- [INPUT FOR THIS TASK]
---
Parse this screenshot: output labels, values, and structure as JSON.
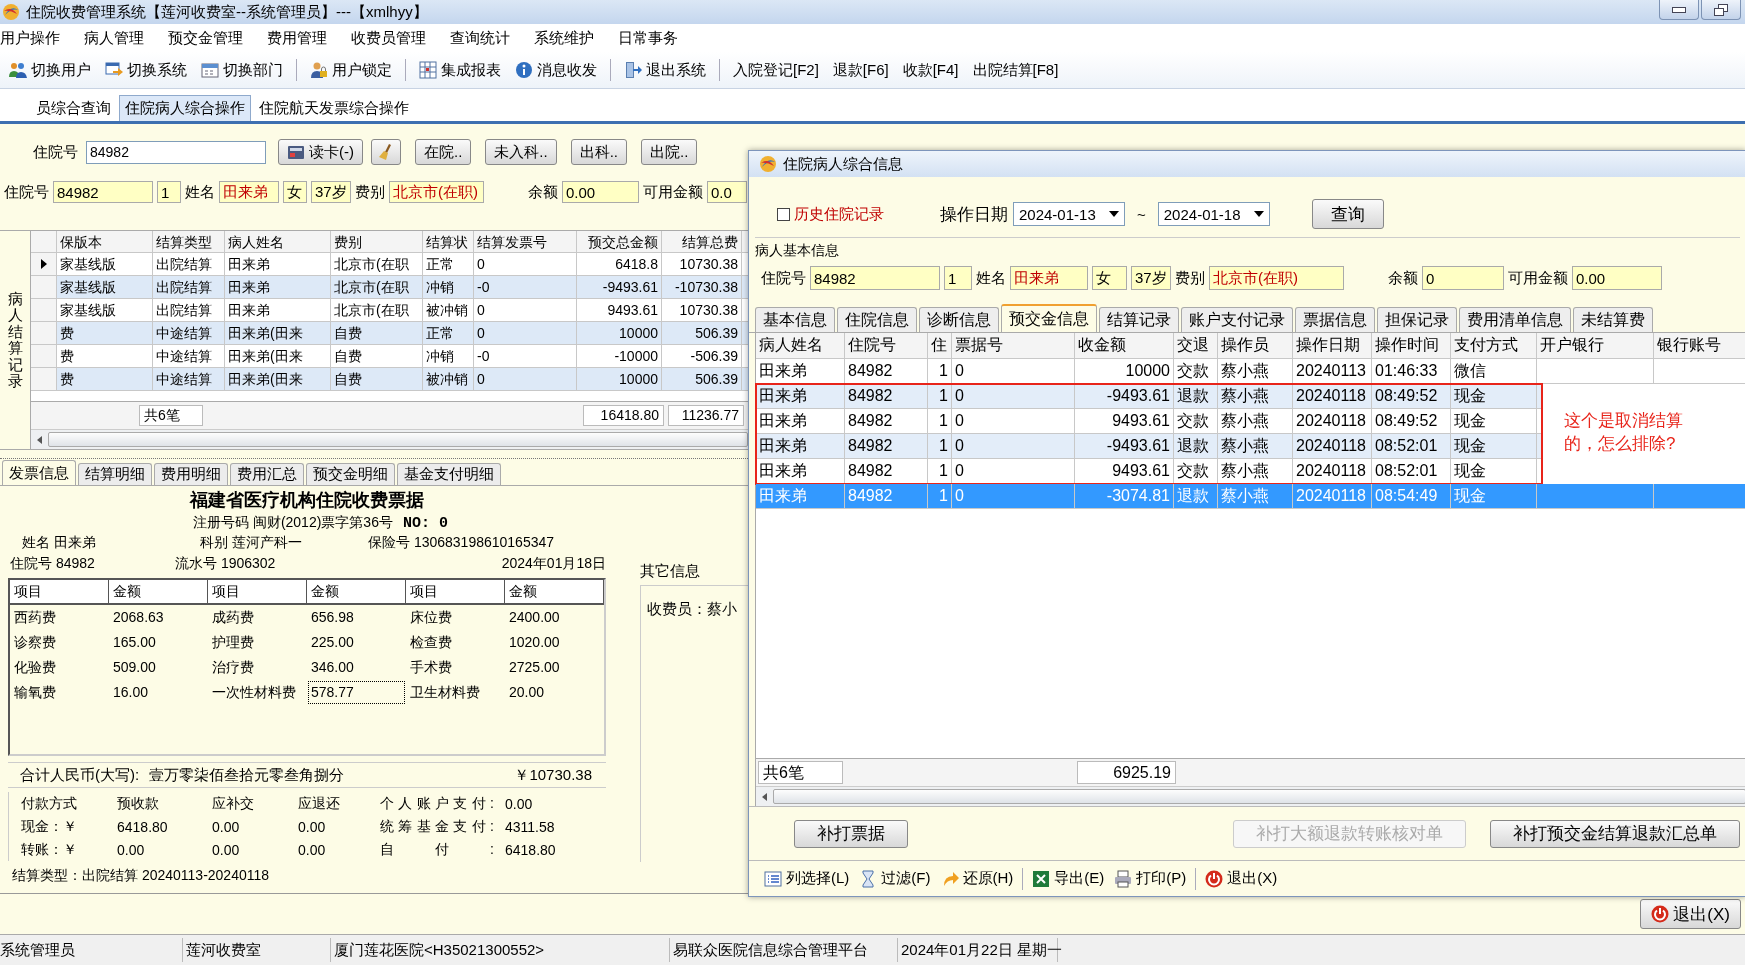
{
  "window": {
    "title": "住院收费管理系统【莲河收费室--系统管理员】---【xmlhyy】"
  },
  "menu": [
    "用户操作",
    "病人管理",
    "预交金管理",
    "费用管理",
    "收费员管理",
    "查询统计",
    "系统维护",
    "日常事务"
  ],
  "toolbar": {
    "groups": [
      [
        {
          "label": "切换用户"
        },
        {
          "label": "切换系统"
        },
        {
          "label": "切换部门"
        }
      ],
      [
        {
          "label": "用户锁定"
        }
      ],
      [
        {
          "label": "集成报表"
        },
        {
          "label": "消息收发"
        }
      ],
      [
        {
          "label": "退出系统"
        }
      ],
      [
        {
          "label": "入院登记[F2]"
        },
        {
          "label": "退款[F6]"
        },
        {
          "label": "收款[F4]"
        },
        {
          "label": "出院结算[F8]"
        }
      ]
    ]
  },
  "top_tabs": [
    {
      "label": "员综合查询",
      "selected": false
    },
    {
      "label": "住院病人综合操作",
      "selected": true
    },
    {
      "label": "住院航天发票综合操作",
      "selected": false
    }
  ],
  "search": {
    "label": "住院号",
    "value": "84982",
    "buttons": [
      {
        "kind": "card",
        "label": "读卡(-)"
      },
      {
        "kind": "broom"
      },
      {
        "kind": "plain",
        "label": "在院.."
      },
      {
        "kind": "plain",
        "label": "未入科.."
      },
      {
        "kind": "plain",
        "label": "出科.."
      },
      {
        "kind": "plain",
        "label": "出院.."
      }
    ]
  },
  "patient_info": {
    "fields": [
      {
        "label": "住院号",
        "value": "84982",
        "alert": false
      },
      {
        "value": "1",
        "alert": false
      },
      {
        "label": "姓名",
        "value": "田来弟",
        "alert": true
      },
      {
        "value": "女",
        "alert": false
      },
      {
        "value": "37岁",
        "alert": false
      },
      {
        "label": "费别",
        "value": "北京市(在职)",
        "alert": true
      },
      {
        "label": "余额",
        "value": "0.00",
        "alert": false
      },
      {
        "label": "可用金额",
        "value": "0.0",
        "alert": false
      }
    ]
  },
  "settlements": {
    "side_label": "病人结算记录",
    "columns": [
      "保版本",
      "结算类型",
      "病人姓名",
      "费别",
      "结算状",
      "结算发票号",
      "预交总金额",
      "结算总费"
    ],
    "rows": [
      {
        "current": true,
        "cells": [
          "家基线版",
          "出院结算",
          "田来弟",
          "北京市(在职",
          "正常",
          "0",
          "6418.8",
          "10730.38"
        ]
      },
      {
        "current": false,
        "cells": [
          "家基线版",
          "出院结算",
          "田来弟",
          "北京市(在职",
          "冲销",
          "-0",
          "-9493.61",
          "-10730.38"
        ]
      },
      {
        "current": false,
        "cells": [
          "家基线版",
          "出院结算",
          "田来弟",
          "北京市(在职",
          "被冲销",
          "0",
          "9493.61",
          "10730.38"
        ]
      },
      {
        "current": false,
        "cells": [
          "费",
          "中途结算",
          "田来弟(田来",
          "自费",
          "正常",
          "0",
          "10000",
          "506.39"
        ]
      },
      {
        "current": false,
        "cells": [
          "费",
          "中途结算",
          "田来弟(田来",
          "自费",
          "冲销",
          "-0",
          "-10000",
          "-506.39"
        ]
      },
      {
        "current": false,
        "cells": [
          "费",
          "中途结算",
          "田来弟(田来",
          "自费",
          "被冲销",
          "0",
          "10000",
          "506.39"
        ]
      }
    ],
    "footer": {
      "count": "共6笔",
      "totals": [
        "16418.80",
        "11236.77"
      ]
    }
  },
  "receipt_tabs": [
    {
      "label": "发票信息",
      "selected": true
    },
    {
      "label": "结算明细",
      "selected": false
    },
    {
      "label": "费用明细",
      "selected": false
    },
    {
      "label": "费用汇总",
      "selected": false
    },
    {
      "label": "预交金明细",
      "selected": false
    },
    {
      "label": "基金支付明细",
      "selected": false
    }
  ],
  "receipt": {
    "title": "福建省医疗机构住院收费票据",
    "registration": "注册号码 闽财(2012)票字第36号",
    "number": "NO: 0",
    "header_lines": [
      [
        "姓名 田来弟",
        "科别 莲河产科一",
        "保险号 130683198610165347"
      ],
      [
        "住院号 84982",
        "流水号 1906302",
        "2024年01月18日"
      ]
    ],
    "fee_headers": [
      "项目",
      "金额",
      "项目",
      "金额",
      "项目",
      "金额"
    ],
    "fees": [
      {
        "item": "西药费",
        "amount": "2068.63",
        "focused": false
      },
      {
        "item": "成药费",
        "amount": "656.98",
        "focused": false
      },
      {
        "item": "床位费",
        "amount": "2400.00",
        "focused": false
      },
      {
        "item": "诊察费",
        "amount": "165.00",
        "focused": false
      },
      {
        "item": "护理费",
        "amount": "225.00",
        "focused": false
      },
      {
        "item": "检查费",
        "amount": "1020.00",
        "focused": false
      },
      {
        "item": "化验费",
        "amount": "509.00",
        "focused": false
      },
      {
        "item": "治疗费",
        "amount": "346.00",
        "focused": false
      },
      {
        "item": "手术费",
        "amount": "2725.00",
        "focused": false
      },
      {
        "item": "输氧费",
        "amount": "16.00",
        "focused": false
      },
      {
        "item": "一次性材料费",
        "amount": "578.77",
        "focused": true
      },
      {
        "item": "卫生材料费",
        "amount": "20.00",
        "focused": false
      }
    ],
    "total_label": "合计人民币(大写):",
    "total_words": "壹万零柒佰叁拾元零叁角捌分",
    "total_amount": "￥10730.38",
    "payment": {
      "headers": [
        "付款方式",
        "预收款",
        "应补交",
        "应退还"
      ],
      "rows": [
        [
          "现金：￥",
          "6418.80",
          "0.00",
          "0.00"
        ],
        [
          "转账：￥",
          "0.00",
          "0.00",
          "0.00"
        ]
      ],
      "fund": [
        {
          "label": "个人账户支付:",
          "value": "0.00"
        },
        {
          "label": "统筹基金支付:",
          "value": "4311.58"
        },
        {
          "label": "自付:",
          "value": "6418.80"
        }
      ]
    },
    "settle_type": "结算类型：出院结算 20240113-20240118"
  },
  "other_info": {
    "title": "其它信息",
    "cashier": "收费员：蔡小"
  },
  "dialog": {
    "title": "住院病人综合信息",
    "history": {
      "label": "历史住院记录",
      "checked": false
    },
    "date_label": "操作日期",
    "date_from": "2024-01-13",
    "range_sep": "~",
    "date_to": "2024-01-18",
    "query_button": "查询",
    "group_title": "病人基本信息",
    "fields": [
      {
        "label": "住院号",
        "value": "84982",
        "alert": false
      },
      {
        "value": "1",
        "alert": false
      },
      {
        "label": "姓名",
        "value": "田来弟",
        "alert": true
      },
      {
        "value": "女",
        "alert": false
      },
      {
        "value": "37岁",
        "alert": false
      },
      {
        "label": "费别",
        "value": "北京市(在职)",
        "alert": true
      },
      {
        "label": "余额",
        "value": "0",
        "alert": false
      },
      {
        "label": "可用金额",
        "value": "0.00",
        "alert": false
      }
    ],
    "tabs": [
      {
        "label": "基本信息",
        "selected": false
      },
      {
        "label": "住院信息",
        "selected": false
      },
      {
        "label": "诊断信息",
        "selected": false
      },
      {
        "label": "预交金信息",
        "selected": true
      },
      {
        "label": "结算记录",
        "selected": false
      },
      {
        "label": "账户支付记录",
        "selected": false
      },
      {
        "label": "票据信息",
        "selected": false
      },
      {
        "label": "担保记录",
        "selected": false
      },
      {
        "label": "费用清单信息",
        "selected": false
      },
      {
        "label": "未结算费",
        "selected": false
      }
    ],
    "table": {
      "columns": [
        "病人姓名",
        "住院号",
        "住",
        "票据号",
        "收金额",
        "交退",
        "操作员",
        "操作日期",
        "操作时间",
        "支付方式",
        "开户银行",
        "银行账号"
      ],
      "rows": [
        {
          "selected": false,
          "flagged": false,
          "cells": [
            "田来弟",
            "84982",
            "1",
            "0",
            "10000",
            "交款",
            "蔡小燕",
            "20240113",
            "01:46:33",
            "微信"
          ]
        },
        {
          "selected": false,
          "flagged": true,
          "cells": [
            "田来弟",
            "84982",
            "1",
            "0",
            "-9493.61",
            "退款",
            "蔡小燕",
            "20240118",
            "08:49:52",
            "现金"
          ]
        },
        {
          "selected": false,
          "flagged": true,
          "cells": [
            "田来弟",
            "84982",
            "1",
            "0",
            "9493.61",
            "交款",
            "蔡小燕",
            "20240118",
            "08:49:52",
            "现金"
          ]
        },
        {
          "selected": false,
          "flagged": true,
          "cells": [
            "田来弟",
            "84982",
            "1",
            "0",
            "-9493.61",
            "退款",
            "蔡小燕",
            "20240118",
            "08:52:01",
            "现金"
          ]
        },
        {
          "selected": false,
          "flagged": true,
          "cells": [
            "田来弟",
            "84982",
            "1",
            "0",
            "9493.61",
            "交款",
            "蔡小燕",
            "20240118",
            "08:52:01",
            "现金"
          ]
        },
        {
          "selected": true,
          "flagged": false,
          "cells": [
            "田来弟",
            "84982",
            "1",
            "0",
            "-3074.81",
            "退款",
            "蔡小燕",
            "20240118",
            "08:54:49",
            "现金"
          ]
        }
      ],
      "annotation": "这个是取消结算的，怎么排除?",
      "footer": {
        "count": "共6笔",
        "total": "6925.19"
      }
    },
    "buttons": [
      {
        "label": "补打票据",
        "disabled": false
      },
      {
        "label": "补打大额退款转账核对单",
        "disabled": true
      },
      {
        "label": "补打预交金结算退款汇总单",
        "disabled": false
      }
    ],
    "toolbar": {
      "groups": [
        [
          {
            "label": "列选择(L)"
          },
          {
            "label": "过滤(F)"
          },
          {
            "label": "还原(H)"
          }
        ],
        [
          {
            "label": "导出(E)"
          },
          {
            "label": "打印(P)"
          }
        ],
        [
          {
            "label": "退出(X)"
          }
        ]
      ]
    }
  },
  "exit_button": {
    "label": "退出(X)"
  },
  "status_bar": [
    "系统管理员",
    "莲河收费室",
    "厦门莲花医院<H35021300552>",
    "易联众医院信息综合管理平台",
    "2024年01月22日 星期一"
  ]
}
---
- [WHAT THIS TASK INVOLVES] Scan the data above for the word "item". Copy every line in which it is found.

- [EXERCISE SOLUTION]
        "item": "西药费",
        "item": "成药费",
        "item": "床位费",
        "item": "诊察费",
        "item": "护理费",
        "item": "检查费",
        "item": "化验费",
        "item": "治疗费",
        "item": "手术费",
        "item": "输氧费",
        "item": "一次性材料费",
        "item": "卫生材料费",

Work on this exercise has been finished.